(Items from a data source)
*** Block opens ***

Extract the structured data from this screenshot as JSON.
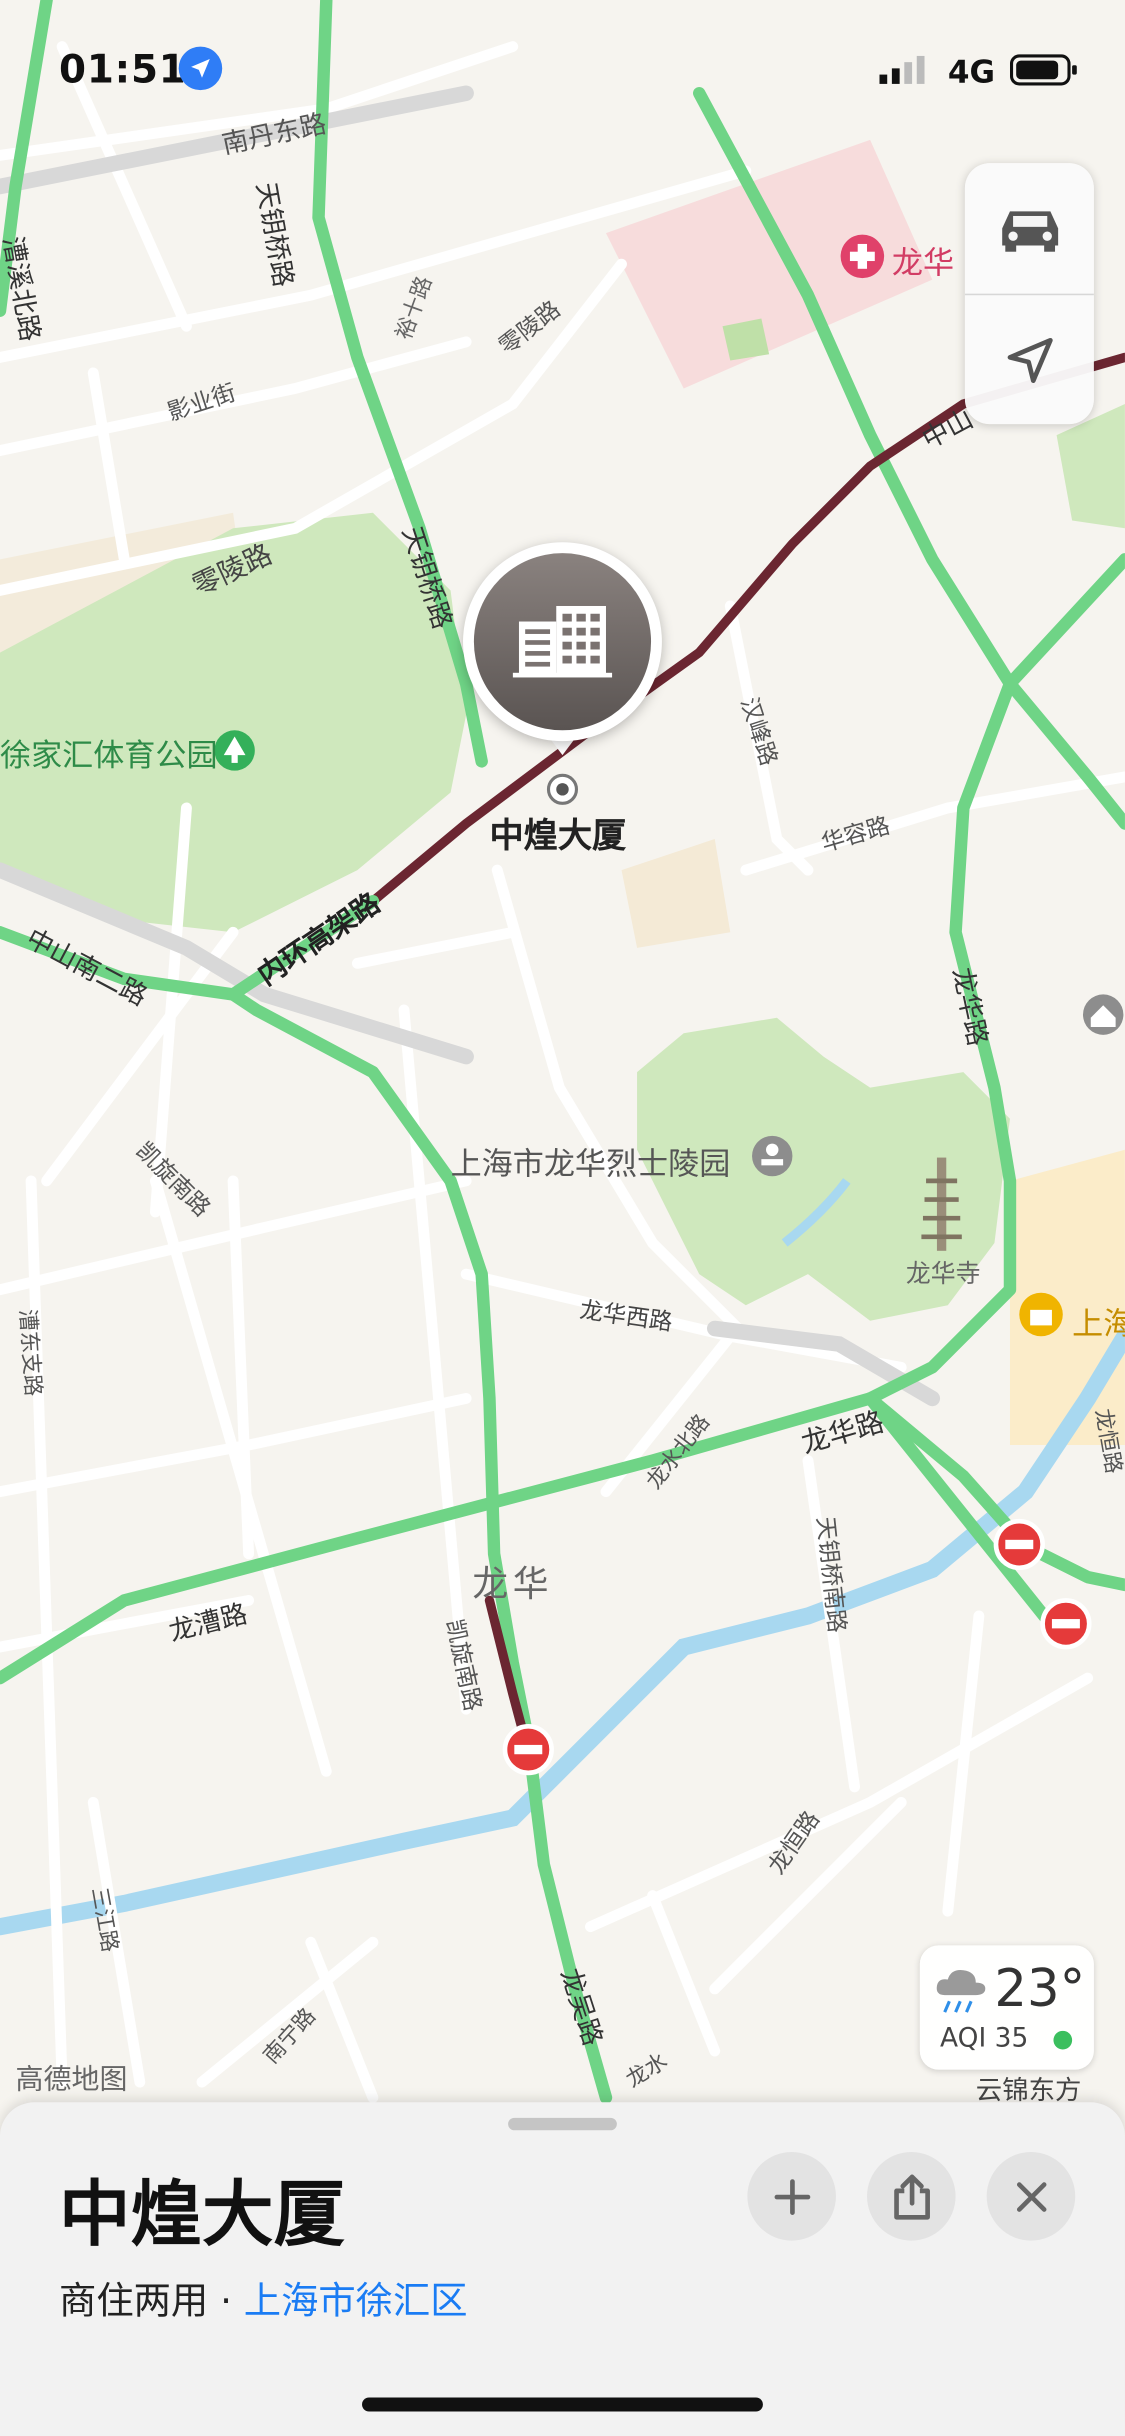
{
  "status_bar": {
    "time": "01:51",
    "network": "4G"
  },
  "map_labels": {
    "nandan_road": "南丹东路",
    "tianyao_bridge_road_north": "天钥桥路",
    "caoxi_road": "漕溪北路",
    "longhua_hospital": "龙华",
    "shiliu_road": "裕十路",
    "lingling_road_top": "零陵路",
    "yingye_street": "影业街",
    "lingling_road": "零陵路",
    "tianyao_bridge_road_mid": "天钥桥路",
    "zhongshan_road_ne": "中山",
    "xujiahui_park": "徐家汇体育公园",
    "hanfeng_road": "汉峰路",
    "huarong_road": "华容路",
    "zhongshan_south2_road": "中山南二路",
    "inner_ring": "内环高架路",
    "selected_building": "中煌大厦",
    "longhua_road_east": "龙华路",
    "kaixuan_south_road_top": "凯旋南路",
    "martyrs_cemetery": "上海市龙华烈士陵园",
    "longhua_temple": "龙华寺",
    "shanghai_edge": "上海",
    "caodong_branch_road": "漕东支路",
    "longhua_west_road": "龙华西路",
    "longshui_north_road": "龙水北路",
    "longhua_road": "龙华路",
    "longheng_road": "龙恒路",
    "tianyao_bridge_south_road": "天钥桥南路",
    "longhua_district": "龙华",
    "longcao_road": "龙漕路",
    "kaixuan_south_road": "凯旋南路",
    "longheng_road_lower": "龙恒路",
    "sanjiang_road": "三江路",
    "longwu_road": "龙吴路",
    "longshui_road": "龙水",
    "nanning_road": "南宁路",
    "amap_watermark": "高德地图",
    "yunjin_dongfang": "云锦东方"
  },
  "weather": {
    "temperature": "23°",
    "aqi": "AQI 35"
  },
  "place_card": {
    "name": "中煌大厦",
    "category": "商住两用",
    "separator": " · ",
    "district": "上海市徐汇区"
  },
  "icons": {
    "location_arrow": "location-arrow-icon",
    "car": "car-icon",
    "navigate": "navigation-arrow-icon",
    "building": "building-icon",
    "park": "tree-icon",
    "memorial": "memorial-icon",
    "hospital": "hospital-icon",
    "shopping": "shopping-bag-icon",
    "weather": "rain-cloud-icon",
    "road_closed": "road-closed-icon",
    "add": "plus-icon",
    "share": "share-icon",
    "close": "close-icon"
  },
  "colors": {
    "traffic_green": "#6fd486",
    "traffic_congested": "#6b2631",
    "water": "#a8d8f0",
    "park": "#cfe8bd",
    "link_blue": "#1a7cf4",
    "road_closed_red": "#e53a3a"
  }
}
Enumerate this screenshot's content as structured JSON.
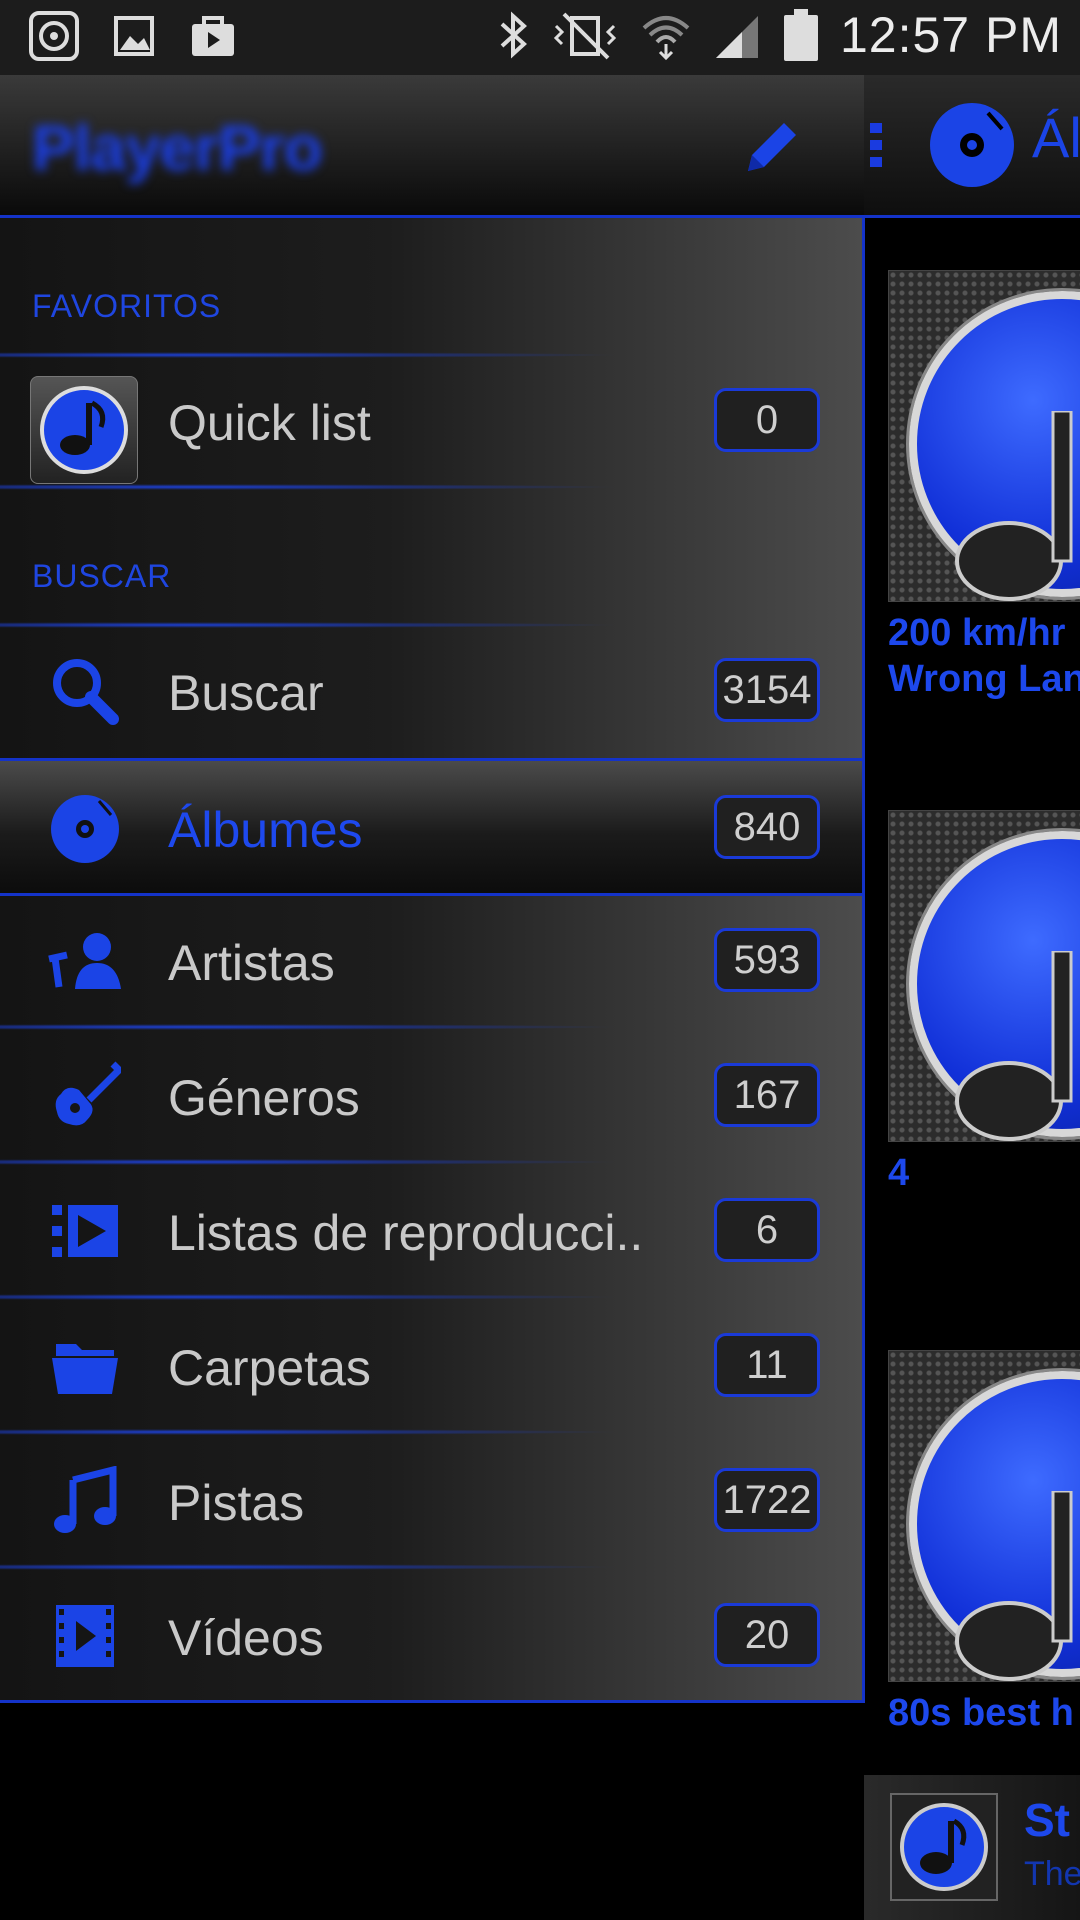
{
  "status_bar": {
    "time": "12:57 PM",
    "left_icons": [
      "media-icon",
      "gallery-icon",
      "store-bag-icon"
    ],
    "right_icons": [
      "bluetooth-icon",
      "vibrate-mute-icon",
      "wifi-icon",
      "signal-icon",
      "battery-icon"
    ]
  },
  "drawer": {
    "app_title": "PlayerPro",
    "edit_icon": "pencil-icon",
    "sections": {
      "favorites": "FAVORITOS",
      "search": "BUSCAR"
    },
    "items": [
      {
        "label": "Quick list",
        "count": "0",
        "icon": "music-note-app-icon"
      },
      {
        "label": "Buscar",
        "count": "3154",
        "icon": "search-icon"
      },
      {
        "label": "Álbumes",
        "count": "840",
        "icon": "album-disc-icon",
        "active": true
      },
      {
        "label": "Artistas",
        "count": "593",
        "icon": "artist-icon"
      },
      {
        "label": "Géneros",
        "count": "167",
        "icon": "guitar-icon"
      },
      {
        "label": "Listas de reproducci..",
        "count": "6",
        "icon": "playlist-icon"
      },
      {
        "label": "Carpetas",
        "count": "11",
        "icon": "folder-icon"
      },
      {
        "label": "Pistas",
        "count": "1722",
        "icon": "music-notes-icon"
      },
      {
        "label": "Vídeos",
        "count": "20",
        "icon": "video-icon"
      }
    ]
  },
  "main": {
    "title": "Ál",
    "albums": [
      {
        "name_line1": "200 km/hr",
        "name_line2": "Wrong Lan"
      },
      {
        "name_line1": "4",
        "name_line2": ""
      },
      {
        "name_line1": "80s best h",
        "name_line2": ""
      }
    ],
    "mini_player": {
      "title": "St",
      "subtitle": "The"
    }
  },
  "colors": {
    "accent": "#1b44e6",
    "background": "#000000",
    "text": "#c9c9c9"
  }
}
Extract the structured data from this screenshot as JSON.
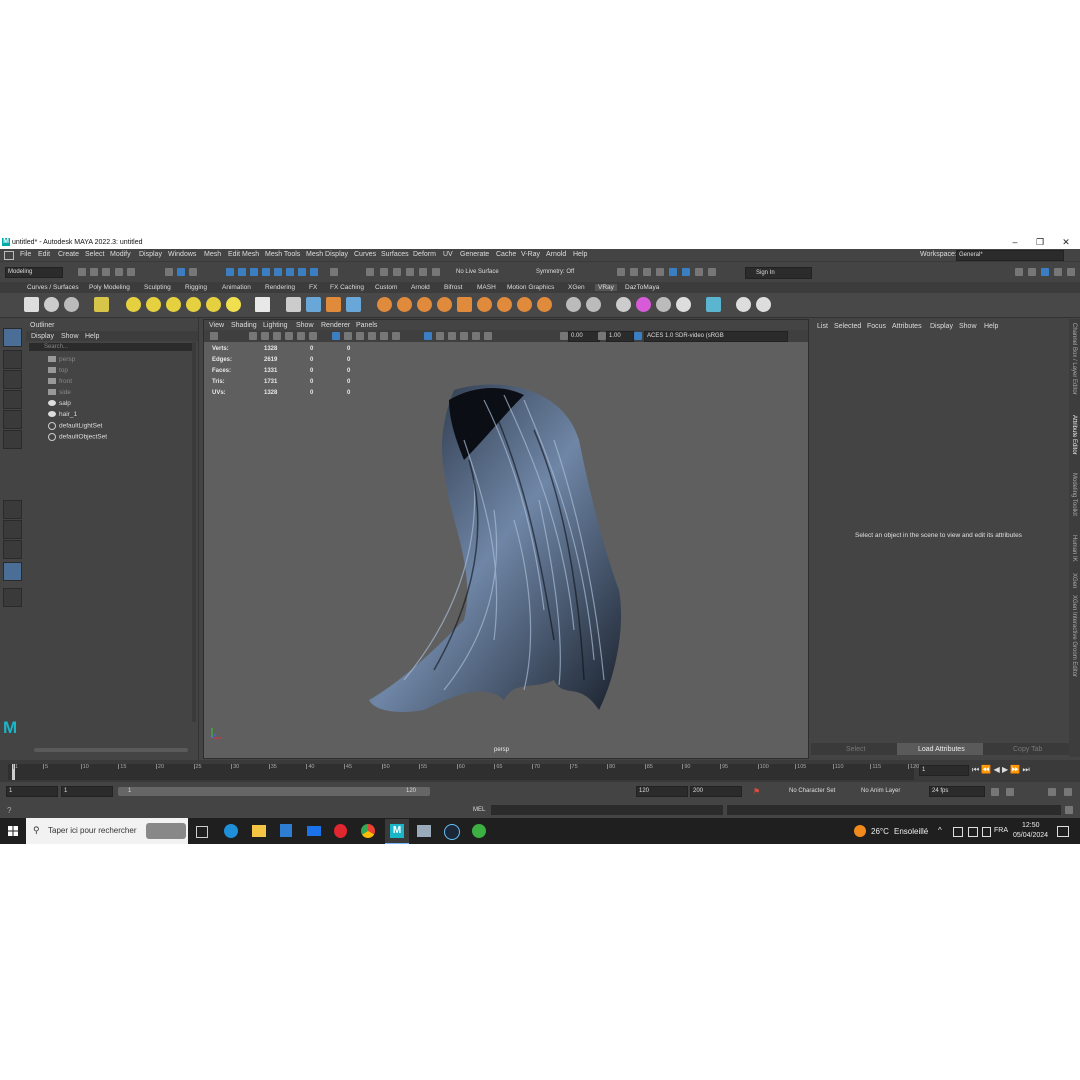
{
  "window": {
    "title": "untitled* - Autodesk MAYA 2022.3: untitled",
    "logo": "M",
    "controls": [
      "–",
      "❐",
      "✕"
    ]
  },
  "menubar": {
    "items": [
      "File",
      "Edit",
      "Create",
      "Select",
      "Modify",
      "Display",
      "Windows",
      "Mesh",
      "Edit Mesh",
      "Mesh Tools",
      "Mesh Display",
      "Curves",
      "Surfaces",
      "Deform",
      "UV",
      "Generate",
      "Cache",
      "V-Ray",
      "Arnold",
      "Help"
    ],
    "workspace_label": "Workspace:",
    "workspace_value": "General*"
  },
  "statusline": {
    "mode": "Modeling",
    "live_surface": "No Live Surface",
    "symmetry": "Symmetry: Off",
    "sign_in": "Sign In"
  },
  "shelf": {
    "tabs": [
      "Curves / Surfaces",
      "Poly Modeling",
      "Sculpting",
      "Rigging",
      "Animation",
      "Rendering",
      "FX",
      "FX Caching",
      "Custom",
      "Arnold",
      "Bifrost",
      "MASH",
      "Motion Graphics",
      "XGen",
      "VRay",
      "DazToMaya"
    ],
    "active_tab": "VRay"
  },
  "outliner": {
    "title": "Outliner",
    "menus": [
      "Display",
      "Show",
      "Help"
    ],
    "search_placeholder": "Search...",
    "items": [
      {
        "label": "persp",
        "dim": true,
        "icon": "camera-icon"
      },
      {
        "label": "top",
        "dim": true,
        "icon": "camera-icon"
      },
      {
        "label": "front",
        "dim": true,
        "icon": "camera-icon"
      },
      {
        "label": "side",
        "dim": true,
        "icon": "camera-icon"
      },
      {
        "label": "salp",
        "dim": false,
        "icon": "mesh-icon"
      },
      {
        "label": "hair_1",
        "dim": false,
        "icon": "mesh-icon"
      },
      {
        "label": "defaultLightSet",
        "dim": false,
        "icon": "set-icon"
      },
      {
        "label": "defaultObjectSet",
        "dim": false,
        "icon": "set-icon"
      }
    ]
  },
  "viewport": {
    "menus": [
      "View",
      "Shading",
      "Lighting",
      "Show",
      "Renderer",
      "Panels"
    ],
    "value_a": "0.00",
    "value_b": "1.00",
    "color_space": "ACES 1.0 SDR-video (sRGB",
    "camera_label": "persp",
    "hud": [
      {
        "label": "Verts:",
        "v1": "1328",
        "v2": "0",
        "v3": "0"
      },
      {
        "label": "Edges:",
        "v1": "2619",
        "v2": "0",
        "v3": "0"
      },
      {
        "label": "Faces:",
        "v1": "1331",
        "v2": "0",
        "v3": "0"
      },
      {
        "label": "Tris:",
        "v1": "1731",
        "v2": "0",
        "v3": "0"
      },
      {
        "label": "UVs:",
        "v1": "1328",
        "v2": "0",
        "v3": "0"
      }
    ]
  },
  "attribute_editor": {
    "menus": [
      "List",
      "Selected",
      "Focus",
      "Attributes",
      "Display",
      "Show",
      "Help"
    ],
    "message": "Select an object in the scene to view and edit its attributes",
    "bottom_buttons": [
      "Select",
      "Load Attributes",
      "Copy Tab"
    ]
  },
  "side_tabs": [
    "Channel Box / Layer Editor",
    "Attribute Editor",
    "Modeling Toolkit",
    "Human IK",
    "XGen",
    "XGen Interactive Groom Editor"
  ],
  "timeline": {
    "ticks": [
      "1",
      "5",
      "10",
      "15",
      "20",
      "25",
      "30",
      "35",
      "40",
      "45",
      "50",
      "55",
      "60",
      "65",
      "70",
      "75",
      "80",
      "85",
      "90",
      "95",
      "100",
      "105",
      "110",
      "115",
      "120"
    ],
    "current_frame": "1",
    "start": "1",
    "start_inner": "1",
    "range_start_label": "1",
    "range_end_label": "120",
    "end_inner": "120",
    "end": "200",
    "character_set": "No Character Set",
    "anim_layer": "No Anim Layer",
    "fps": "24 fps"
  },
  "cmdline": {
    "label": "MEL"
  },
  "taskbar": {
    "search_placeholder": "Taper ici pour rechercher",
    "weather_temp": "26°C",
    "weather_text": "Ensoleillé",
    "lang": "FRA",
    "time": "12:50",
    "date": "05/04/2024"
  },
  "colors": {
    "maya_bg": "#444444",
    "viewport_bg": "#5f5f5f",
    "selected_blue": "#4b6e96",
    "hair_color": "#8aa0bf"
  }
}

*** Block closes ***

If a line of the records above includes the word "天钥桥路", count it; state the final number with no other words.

* [Result for this task] 2